- The Mare Crisium Soviet Socialist Regency
- The Mare Tranquillitatis People’s Circumlunar Zaibatsu
- The Mare Serenitatis Circumlunar Corporate Republic
- Ctrl-C Club
- Park City
- SDF Public Access UNIX System
Self-hosting guides (here be monsters)
It’s not hard, as these things go to set up a Gemini server on a VPS (Virtual Private Server), a collocated server, or a Raspberry Pi in a shoebox under the bookshelf your router sits on. However “as these things go” covers a lot of evils. You’ll generally need to be familiar with the Unix or Linux command-line, installing software from a distribution repository, and with compiling software from source.
I do not yet have any How-To documents collected for self-hosting a Gemini server. Please let me know if you find or write one!
That’s it! Hopefully by this point you have found some things you want to read on Gemini, ideally things you’ve subscribed to that will keep you coming back. And if things have gone really well, you’ll have established a foothold of your on in Geminispace, and I’ll be reading something you’ve shared in not too long.

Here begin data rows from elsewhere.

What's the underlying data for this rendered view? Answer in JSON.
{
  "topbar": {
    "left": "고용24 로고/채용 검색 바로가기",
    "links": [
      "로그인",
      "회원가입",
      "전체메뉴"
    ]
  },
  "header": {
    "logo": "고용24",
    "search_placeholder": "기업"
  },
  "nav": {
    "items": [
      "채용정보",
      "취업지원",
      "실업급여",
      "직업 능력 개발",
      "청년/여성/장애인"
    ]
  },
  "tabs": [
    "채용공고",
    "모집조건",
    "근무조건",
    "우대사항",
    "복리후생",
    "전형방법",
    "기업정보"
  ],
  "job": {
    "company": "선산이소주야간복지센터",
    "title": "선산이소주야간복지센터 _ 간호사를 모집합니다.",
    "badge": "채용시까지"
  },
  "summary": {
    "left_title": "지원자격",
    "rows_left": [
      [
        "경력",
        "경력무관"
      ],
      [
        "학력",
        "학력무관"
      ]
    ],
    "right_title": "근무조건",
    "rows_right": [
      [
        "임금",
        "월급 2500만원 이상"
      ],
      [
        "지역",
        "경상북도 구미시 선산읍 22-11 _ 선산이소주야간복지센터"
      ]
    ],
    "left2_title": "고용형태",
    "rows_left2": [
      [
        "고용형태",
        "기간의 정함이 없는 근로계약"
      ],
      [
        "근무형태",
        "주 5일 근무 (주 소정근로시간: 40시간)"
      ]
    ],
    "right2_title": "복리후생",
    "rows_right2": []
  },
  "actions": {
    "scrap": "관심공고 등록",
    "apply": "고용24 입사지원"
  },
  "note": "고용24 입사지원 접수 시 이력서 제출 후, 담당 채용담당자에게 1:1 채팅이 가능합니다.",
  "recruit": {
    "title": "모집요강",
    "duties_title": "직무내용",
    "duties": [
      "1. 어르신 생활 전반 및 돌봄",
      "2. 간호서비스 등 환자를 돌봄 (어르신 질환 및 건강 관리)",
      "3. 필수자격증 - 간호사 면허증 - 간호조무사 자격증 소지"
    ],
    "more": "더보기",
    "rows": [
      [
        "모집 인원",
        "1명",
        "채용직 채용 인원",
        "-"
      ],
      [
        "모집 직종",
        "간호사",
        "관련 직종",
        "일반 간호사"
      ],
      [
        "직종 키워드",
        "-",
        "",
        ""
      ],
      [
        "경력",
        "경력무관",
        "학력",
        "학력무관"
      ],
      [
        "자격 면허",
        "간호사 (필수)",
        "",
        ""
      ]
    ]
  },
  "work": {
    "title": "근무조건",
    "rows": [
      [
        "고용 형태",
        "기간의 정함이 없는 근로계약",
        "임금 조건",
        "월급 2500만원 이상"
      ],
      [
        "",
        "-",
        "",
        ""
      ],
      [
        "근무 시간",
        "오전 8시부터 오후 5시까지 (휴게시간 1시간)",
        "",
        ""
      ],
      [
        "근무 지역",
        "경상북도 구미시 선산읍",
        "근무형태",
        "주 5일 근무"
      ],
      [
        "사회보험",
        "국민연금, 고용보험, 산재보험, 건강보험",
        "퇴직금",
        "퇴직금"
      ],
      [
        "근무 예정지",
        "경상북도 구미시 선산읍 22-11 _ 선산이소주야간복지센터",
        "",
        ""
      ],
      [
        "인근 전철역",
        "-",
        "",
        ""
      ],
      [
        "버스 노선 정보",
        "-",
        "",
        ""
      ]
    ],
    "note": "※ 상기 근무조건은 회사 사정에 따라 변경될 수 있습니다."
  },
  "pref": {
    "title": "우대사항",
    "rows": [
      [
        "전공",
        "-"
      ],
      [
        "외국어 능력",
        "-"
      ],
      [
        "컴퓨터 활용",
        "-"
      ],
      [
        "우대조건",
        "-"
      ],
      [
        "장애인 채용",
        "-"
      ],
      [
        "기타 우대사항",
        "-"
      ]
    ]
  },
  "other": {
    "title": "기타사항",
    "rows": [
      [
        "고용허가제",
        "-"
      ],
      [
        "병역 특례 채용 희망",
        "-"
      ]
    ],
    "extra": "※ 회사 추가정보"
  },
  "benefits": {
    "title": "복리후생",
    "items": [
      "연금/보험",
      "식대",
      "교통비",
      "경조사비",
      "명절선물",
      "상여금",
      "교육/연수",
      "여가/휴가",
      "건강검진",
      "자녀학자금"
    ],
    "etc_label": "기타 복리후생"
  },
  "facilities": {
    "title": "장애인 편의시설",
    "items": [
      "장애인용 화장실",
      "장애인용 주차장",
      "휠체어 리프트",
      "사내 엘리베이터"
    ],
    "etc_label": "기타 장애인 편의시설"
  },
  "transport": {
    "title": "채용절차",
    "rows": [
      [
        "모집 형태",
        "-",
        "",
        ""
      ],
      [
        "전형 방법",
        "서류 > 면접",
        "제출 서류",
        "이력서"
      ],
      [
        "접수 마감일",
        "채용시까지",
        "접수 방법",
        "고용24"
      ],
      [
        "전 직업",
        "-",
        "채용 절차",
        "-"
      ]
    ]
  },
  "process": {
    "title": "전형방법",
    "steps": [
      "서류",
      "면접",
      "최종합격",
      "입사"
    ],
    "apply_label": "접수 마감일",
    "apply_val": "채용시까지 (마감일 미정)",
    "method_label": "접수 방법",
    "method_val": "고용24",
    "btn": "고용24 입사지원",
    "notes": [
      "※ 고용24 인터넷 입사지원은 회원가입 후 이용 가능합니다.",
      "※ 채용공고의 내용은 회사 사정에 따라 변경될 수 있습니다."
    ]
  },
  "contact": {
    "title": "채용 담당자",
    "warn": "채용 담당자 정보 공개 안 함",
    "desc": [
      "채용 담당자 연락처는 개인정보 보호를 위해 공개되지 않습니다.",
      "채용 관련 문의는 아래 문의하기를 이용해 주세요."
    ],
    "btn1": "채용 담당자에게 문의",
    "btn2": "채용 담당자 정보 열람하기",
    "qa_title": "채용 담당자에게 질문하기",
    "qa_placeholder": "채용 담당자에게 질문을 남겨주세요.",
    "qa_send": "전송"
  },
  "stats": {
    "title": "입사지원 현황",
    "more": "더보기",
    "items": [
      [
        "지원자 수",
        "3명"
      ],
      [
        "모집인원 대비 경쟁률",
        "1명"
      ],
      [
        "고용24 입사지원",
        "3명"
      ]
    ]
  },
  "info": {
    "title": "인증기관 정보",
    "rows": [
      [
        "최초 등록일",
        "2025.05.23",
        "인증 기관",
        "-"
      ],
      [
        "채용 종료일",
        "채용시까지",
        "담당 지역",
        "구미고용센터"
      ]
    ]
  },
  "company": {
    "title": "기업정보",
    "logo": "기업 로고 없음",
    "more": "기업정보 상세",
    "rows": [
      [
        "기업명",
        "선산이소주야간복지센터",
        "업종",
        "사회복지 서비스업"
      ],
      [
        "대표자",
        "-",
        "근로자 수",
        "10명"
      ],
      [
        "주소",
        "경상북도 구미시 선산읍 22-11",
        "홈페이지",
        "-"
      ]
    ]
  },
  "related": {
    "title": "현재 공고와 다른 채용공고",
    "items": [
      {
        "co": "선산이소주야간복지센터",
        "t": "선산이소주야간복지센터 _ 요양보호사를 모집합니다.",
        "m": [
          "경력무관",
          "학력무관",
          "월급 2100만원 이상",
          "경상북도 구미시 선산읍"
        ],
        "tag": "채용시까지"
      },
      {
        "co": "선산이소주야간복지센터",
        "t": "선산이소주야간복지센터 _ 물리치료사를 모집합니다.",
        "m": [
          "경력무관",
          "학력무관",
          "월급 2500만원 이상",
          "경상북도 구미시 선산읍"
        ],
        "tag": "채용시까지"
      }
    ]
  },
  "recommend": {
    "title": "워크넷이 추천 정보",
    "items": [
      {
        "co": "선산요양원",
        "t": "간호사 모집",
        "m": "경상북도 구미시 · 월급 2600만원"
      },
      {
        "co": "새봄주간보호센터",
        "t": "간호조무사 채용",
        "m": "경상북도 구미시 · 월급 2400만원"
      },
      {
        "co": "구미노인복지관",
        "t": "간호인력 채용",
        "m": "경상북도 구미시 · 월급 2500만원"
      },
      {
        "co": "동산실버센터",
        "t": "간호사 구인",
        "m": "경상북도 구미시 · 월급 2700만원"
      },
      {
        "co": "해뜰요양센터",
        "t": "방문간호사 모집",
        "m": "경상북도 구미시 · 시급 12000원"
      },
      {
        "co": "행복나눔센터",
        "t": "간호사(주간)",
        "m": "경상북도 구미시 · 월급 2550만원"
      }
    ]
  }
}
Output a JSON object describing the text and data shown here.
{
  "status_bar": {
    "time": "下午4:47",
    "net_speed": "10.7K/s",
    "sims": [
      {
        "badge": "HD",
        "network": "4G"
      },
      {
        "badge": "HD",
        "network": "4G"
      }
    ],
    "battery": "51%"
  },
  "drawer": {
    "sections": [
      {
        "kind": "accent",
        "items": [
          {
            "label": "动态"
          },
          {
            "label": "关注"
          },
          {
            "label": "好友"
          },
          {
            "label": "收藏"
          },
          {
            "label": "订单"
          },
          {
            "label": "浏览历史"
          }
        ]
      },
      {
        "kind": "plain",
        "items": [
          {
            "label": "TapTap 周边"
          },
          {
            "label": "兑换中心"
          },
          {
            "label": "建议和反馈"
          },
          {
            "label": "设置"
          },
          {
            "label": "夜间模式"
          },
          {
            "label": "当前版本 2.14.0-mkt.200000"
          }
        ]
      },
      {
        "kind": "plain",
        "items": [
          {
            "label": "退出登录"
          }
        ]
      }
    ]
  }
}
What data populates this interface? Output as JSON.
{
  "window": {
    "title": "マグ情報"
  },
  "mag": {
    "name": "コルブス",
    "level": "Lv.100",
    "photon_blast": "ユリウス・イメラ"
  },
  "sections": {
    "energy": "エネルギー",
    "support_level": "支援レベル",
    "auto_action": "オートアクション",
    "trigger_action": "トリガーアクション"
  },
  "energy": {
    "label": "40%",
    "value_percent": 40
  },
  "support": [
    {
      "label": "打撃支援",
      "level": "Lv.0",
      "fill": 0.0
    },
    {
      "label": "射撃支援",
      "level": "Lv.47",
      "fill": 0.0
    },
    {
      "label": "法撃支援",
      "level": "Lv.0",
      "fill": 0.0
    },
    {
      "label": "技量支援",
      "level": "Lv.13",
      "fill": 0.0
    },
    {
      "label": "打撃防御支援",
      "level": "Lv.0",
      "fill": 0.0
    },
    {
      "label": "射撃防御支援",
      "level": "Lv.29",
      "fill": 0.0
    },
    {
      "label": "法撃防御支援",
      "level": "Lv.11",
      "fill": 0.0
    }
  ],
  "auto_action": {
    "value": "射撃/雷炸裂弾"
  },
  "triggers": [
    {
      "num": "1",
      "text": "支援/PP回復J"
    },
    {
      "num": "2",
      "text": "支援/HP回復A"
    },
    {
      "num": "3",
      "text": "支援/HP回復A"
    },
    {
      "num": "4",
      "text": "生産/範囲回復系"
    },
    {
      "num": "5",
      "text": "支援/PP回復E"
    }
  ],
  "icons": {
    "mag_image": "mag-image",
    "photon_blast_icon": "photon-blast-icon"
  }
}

If any of the steps in this document were unclear or you need help for another reason, please feel free to email firstname.lastname@example.org.
If you see something that’s missing (like a hosting site you want to recommend), or something wrong, please mail email@example.com.
Thank you for reading! See you out there!